Data for analysis =>
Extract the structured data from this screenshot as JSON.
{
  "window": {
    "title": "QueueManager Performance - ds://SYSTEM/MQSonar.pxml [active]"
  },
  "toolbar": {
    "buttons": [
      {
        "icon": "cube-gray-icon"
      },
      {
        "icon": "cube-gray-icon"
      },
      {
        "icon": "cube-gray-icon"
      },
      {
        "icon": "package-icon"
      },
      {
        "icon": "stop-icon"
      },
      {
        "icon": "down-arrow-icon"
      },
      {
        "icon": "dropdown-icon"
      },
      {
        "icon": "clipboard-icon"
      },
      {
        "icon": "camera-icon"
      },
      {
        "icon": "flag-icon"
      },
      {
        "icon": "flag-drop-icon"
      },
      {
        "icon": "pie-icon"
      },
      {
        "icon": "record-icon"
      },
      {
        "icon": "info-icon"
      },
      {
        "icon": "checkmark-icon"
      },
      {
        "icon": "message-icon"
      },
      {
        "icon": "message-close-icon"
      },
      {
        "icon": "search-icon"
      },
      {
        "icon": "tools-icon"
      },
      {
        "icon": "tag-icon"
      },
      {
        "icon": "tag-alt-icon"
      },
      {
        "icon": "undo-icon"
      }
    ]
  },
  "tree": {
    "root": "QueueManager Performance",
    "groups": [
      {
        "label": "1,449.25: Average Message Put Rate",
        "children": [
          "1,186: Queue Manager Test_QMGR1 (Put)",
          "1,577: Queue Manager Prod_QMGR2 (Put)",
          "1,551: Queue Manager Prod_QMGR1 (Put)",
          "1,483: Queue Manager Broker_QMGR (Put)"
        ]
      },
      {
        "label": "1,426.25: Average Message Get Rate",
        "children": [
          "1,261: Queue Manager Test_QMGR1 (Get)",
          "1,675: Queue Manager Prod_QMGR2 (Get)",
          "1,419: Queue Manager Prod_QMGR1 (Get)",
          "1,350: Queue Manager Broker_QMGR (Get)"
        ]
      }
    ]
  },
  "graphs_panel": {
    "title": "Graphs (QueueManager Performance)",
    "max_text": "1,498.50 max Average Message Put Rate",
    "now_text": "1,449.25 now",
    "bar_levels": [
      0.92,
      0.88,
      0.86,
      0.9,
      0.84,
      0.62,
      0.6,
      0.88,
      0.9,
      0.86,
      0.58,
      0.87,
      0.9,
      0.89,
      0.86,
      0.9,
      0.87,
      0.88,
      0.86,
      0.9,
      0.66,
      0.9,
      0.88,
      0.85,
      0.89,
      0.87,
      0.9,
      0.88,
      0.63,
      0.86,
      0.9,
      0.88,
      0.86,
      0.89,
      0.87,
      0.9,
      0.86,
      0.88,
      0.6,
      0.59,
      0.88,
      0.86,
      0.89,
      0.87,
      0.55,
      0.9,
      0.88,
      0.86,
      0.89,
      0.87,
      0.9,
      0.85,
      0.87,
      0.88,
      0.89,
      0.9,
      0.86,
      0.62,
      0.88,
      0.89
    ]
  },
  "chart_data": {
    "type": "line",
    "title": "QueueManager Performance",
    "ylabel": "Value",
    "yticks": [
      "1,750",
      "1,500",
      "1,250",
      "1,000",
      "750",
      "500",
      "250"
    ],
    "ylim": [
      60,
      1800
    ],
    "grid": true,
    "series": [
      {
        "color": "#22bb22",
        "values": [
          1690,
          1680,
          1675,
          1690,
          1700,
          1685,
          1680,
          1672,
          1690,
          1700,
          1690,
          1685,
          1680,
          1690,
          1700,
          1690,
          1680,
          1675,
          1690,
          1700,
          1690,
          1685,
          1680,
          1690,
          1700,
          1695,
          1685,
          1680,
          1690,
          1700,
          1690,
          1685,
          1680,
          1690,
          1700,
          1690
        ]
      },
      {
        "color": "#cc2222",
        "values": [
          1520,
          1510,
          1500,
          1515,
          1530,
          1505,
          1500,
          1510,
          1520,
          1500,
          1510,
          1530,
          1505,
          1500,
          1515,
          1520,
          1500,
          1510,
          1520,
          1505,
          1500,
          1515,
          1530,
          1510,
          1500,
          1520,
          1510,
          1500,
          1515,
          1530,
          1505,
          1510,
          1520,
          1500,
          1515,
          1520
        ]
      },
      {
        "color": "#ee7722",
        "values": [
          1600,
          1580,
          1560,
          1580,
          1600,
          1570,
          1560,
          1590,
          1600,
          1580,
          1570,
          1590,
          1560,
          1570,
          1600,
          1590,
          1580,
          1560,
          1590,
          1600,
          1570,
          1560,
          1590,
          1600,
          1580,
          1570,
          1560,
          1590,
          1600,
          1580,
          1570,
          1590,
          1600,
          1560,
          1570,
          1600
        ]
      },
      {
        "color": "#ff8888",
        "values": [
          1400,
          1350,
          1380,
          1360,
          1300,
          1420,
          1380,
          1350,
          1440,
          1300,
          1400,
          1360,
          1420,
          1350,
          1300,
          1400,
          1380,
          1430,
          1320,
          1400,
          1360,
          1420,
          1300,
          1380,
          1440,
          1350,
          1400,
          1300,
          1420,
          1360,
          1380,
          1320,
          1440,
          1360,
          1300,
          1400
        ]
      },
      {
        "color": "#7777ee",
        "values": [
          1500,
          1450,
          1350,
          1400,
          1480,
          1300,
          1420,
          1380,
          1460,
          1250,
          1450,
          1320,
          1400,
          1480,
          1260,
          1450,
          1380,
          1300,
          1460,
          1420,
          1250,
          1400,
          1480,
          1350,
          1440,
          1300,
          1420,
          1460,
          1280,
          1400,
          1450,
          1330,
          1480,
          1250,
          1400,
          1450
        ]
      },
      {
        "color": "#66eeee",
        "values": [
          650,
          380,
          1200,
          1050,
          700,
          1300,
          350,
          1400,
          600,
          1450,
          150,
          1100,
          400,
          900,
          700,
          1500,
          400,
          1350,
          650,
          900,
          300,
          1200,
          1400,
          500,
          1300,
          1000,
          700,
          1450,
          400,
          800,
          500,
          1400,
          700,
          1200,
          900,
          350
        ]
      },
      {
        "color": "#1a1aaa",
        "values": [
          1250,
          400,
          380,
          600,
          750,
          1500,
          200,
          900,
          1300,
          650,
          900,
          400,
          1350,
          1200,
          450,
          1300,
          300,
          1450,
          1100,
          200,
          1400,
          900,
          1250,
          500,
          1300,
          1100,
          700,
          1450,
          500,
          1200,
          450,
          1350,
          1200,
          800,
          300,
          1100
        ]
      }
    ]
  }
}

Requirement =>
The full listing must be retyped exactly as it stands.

Output of the exercise =>
Extract the structured data from this screenshot as JSON.
{
  "window": {
    "title": "QueueManager Performance - ds://SYSTEM/MQSonar.pxml [active]"
  },
  "toolbar": {
    "buttons": [
      {
        "icon": "cube-gray-icon"
      },
      {
        "icon": "cube-gray-icon"
      },
      {
        "icon": "cube-gray-icon"
      },
      {
        "icon": "package-icon"
      },
      {
        "icon": "stop-icon"
      },
      {
        "icon": "down-arrow-icon"
      },
      {
        "icon": "dropdown-icon"
      },
      {
        "icon": "clipboard-icon"
      },
      {
        "icon": "camera-icon"
      },
      {
        "icon": "flag-icon"
      },
      {
        "icon": "flag-drop-icon"
      },
      {
        "icon": "pie-icon"
      },
      {
        "icon": "record-icon"
      },
      {
        "icon": "info-icon"
      },
      {
        "icon": "checkmark-icon"
      },
      {
        "icon": "message-icon"
      },
      {
        "icon": "message-close-icon"
      },
      {
        "icon": "search-icon"
      },
      {
        "icon": "tools-icon"
      },
      {
        "icon": "tag-icon"
      },
      {
        "icon": "tag-alt-icon"
      },
      {
        "icon": "undo-icon"
      }
    ]
  },
  "tree": {
    "root": "QueueManager Performance",
    "groups": [
      {
        "label": "1,449.25: Average Message Put Rate",
        "children": [
          "1,186: Queue Manager Test_QMGR1 (Put)",
          "1,577: Queue Manager Prod_QMGR2 (Put)",
          "1,551: Queue Manager Prod_QMGR1 (Put)",
          "1,483: Queue Manager Broker_QMGR (Put)"
        ]
      },
      {
        "label": "1,426.25: Average Message Get Rate",
        "children": [
          "1,261: Queue Manager Test_QMGR1 (Get)",
          "1,675: Queue Manager Prod_QMGR2 (Get)",
          "1,419: Queue Manager Prod_QMGR1 (Get)",
          "1,350: Queue Manager Broker_QMGR (Get)"
        ]
      }
    ]
  },
  "graphs_panel": {
    "title": "Graphs (QueueManager Performance)",
    "max_text": "1,498.50 max Average Message Put Rate",
    "now_text": "1,449.25 now",
    "bar_levels": [
      0.92,
      0.88,
      0.86,
      0.9,
      0.84,
      0.62,
      0.6,
      0.88,
      0.9,
      0.86,
      0.58,
      0.87,
      0.9,
      0.89,
      0.86,
      0.9,
      0.87,
      0.88,
      0.86,
      0.9,
      0.66,
      0.9,
      0.88,
      0.85,
      0.89,
      0.87,
      0.9,
      0.88,
      0.63,
      0.86,
      0.9,
      0.88,
      0.86,
      0.89,
      0.87,
      0.9,
      0.86,
      0.88,
      0.6,
      0.59,
      0.88,
      0.86,
      0.89,
      0.87,
      0.55,
      0.9,
      0.88,
      0.86,
      0.89,
      0.87,
      0.9,
      0.85,
      0.87,
      0.88,
      0.89,
      0.9,
      0.86,
      0.62,
      0.88,
      0.89
    ]
  },
  "chart_data": {
    "type": "line",
    "title": "QueueManager Performance",
    "ylabel": "Value",
    "yticks": [
      "1,750",
      "1,500",
      "1,250",
      "1,000",
      "750",
      "500",
      "250"
    ],
    "ylim": [
      60,
      1800
    ],
    "grid": true,
    "series": [
      {
        "color": "#22bb22",
        "values": [
          1690,
          1680,
          1675,
          1690,
          1700,
          1685,
          1680,
          1672,
          1690,
          1700,
          1690,
          1685,
          1680,
          1690,
          1700,
          1690,
          1680,
          1675,
          1690,
          1700,
          1690,
          1685,
          1680,
          1690,
          1700,
          1695,
          1685,
          1680,
          1690,
          1700,
          1690,
          1685,
          1680,
          1690,
          1700,
          1690
        ]
      },
      {
        "color": "#cc2222",
        "values": [
          1520,
          1510,
          1500,
          1515,
          1530,
          1505,
          1500,
          1510,
          1520,
          1500,
          1510,
          1530,
          1505,
          1500,
          1515,
          1520,
          1500,
          1510,
          1520,
          1505,
          1500,
          1515,
          1530,
          1510,
          1500,
          1520,
          1510,
          1500,
          1515,
          1530,
          1505,
          1510,
          1520,
          1500,
          1515,
          1520
        ]
      },
      {
        "color": "#ee7722",
        "values": [
          1600,
          1580,
          1560,
          1580,
          1600,
          1570,
          1560,
          1590,
          1600,
          1580,
          1570,
          1590,
          1560,
          1570,
          1600,
          1590,
          1580,
          1560,
          1590,
          1600,
          1570,
          1560,
          1590,
          1600,
          1580,
          1570,
          1560,
          1590,
          1600,
          1580,
          1570,
          1590,
          1600,
          1560,
          1570,
          1600
        ]
      },
      {
        "color": "#ff8888",
        "values": [
          1400,
          1350,
          1380,
          1360,
          1300,
          1420,
          1380,
          1350,
          1440,
          1300,
          1400,
          1360,
          1420,
          1350,
          1300,
          1400,
          1380,
          1430,
          1320,
          1400,
          1360,
          1420,
          1300,
          1380,
          1440,
          1350,
          1400,
          1300,
          1420,
          1360,
          1380,
          1320,
          1440,
          1360,
          1300,
          1400
        ]
      },
      {
        "color": "#7777ee",
        "values": [
          1500,
          1450,
          1350,
          1400,
          1480,
          1300,
          1420,
          1380,
          1460,
          1250,
          1450,
          1320,
          1400,
          1480,
          1260,
          1450,
          1380,
          1300,
          1460,
          1420,
          1250,
          1400,
          1480,
          1350,
          1440,
          1300,
          1420,
          1460,
          1280,
          1400,
          1450,
          1330,
          1480,
          1250,
          1400,
          1450
        ]
      },
      {
        "color": "#66eeee",
        "values": [
          650,
          380,
          1200,
          1050,
          700,
          1300,
          350,
          1400,
          600,
          1450,
          150,
          1100,
          400,
          900,
          700,
          1500,
          400,
          1350,
          650,
          900,
          300,
          1200,
          1400,
          500,
          1300,
          1000,
          700,
          1450,
          400,
          800,
          500,
          1400,
          700,
          1200,
          900,
          350
        ]
      },
      {
        "color": "#1a1aaa",
        "values": [
          1250,
          400,
          380,
          600,
          750,
          1500,
          200,
          900,
          1300,
          650,
          900,
          400,
          1350,
          1200,
          450,
          1300,
          300,
          1450,
          1100,
          200,
          1400,
          900,
          1250,
          500,
          1300,
          1100,
          700,
          1450,
          500,
          1200,
          450,
          1350,
          1200,
          800,
          300,
          1100
        ]
      }
    ]
  }
}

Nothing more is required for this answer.